AIM OF THE EXERCISE
Take every line from the listing below that contains "Zielona".

[MATERIAL PROVIDED Boundary: Start]

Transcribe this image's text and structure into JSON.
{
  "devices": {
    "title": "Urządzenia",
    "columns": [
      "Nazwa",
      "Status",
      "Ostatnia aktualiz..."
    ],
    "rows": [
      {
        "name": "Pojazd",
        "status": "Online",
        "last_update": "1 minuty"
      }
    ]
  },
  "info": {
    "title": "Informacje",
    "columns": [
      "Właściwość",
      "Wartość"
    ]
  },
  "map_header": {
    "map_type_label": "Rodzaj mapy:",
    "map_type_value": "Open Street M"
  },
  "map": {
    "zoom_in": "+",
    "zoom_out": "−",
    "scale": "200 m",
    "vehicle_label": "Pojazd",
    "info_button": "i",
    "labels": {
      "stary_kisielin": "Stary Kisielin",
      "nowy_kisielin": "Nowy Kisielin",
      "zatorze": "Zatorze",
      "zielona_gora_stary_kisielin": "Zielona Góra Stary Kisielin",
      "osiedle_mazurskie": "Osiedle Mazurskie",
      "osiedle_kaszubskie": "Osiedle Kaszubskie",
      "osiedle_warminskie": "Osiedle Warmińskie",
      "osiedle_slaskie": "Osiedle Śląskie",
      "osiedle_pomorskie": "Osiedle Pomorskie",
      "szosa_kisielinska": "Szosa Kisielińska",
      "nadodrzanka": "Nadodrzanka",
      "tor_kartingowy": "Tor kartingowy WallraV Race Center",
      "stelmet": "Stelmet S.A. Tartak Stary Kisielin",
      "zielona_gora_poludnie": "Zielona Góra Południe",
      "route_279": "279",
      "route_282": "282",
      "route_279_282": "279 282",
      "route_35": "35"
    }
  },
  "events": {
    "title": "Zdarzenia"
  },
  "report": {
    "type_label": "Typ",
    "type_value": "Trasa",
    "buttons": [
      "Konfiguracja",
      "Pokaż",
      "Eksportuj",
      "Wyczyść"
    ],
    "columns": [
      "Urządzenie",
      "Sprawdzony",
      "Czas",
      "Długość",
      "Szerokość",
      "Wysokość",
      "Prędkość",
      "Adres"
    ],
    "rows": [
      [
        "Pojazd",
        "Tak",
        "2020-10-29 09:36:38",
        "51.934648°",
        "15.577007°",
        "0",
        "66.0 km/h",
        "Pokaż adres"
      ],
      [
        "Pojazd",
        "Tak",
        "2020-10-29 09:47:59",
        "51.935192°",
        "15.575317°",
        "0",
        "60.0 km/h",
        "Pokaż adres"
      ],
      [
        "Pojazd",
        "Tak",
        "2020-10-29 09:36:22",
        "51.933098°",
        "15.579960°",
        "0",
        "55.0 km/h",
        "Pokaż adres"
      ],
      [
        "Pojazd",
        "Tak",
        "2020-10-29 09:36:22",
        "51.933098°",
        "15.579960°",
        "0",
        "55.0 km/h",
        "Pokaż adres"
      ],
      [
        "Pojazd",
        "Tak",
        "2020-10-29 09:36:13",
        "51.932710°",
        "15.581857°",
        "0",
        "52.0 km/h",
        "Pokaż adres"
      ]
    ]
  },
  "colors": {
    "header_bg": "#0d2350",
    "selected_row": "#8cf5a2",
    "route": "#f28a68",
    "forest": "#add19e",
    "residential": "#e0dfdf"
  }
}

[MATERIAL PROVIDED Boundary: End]

RESULT
      "zielona_gora_stary_kisielin": "Zielona Góra Stary Kisielin",
      "zielona_gora_poludnie": "Zielona Góra Południe",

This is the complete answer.